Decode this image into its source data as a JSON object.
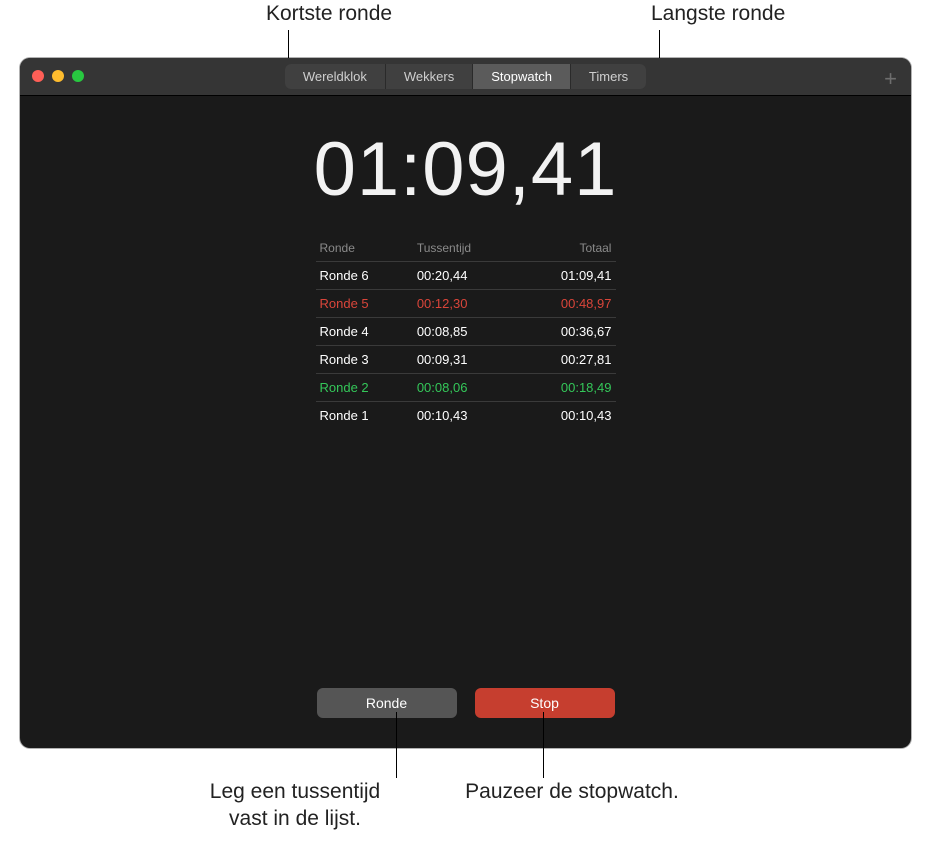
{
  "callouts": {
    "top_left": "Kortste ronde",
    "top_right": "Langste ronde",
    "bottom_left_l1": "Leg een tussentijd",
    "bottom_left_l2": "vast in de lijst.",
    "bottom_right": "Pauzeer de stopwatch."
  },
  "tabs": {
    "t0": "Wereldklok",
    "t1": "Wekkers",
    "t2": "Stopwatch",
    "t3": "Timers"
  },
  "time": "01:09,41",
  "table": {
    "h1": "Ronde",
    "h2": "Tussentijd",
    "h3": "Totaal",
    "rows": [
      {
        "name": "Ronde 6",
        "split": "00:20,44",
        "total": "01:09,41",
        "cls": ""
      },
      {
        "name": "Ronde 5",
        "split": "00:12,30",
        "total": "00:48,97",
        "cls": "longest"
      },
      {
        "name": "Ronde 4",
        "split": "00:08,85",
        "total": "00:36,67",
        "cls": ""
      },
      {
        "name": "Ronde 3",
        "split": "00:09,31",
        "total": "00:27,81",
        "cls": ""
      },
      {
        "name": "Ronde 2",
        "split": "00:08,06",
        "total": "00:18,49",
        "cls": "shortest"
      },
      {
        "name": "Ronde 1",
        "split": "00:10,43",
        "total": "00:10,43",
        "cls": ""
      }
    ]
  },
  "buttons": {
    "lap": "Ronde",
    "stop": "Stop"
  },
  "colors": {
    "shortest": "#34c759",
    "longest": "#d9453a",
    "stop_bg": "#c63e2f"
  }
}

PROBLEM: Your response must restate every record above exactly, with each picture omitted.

EXERCISE RESULT:
Decode this image into its source data as a JSON object.
{
  "callouts": {
    "top_left": "Kortste ronde",
    "top_right": "Langste ronde",
    "bottom_left_l1": "Leg een tussentijd",
    "bottom_left_l2": "vast in de lijst.",
    "bottom_right": "Pauzeer de stopwatch."
  },
  "tabs": {
    "t0": "Wereldklok",
    "t1": "Wekkers",
    "t2": "Stopwatch",
    "t3": "Timers"
  },
  "time": "01:09,41",
  "table": {
    "h1": "Ronde",
    "h2": "Tussentijd",
    "h3": "Totaal",
    "rows": [
      {
        "name": "Ronde 6",
        "split": "00:20,44",
        "total": "01:09,41",
        "cls": ""
      },
      {
        "name": "Ronde 5",
        "split": "00:12,30",
        "total": "00:48,97",
        "cls": "longest"
      },
      {
        "name": "Ronde 4",
        "split": "00:08,85",
        "total": "00:36,67",
        "cls": ""
      },
      {
        "name": "Ronde 3",
        "split": "00:09,31",
        "total": "00:27,81",
        "cls": ""
      },
      {
        "name": "Ronde 2",
        "split": "00:08,06",
        "total": "00:18,49",
        "cls": "shortest"
      },
      {
        "name": "Ronde 1",
        "split": "00:10,43",
        "total": "00:10,43",
        "cls": ""
      }
    ]
  },
  "buttons": {
    "lap": "Ronde",
    "stop": "Stop"
  },
  "colors": {
    "shortest": "#34c759",
    "longest": "#d9453a",
    "stop_bg": "#c63e2f"
  }
}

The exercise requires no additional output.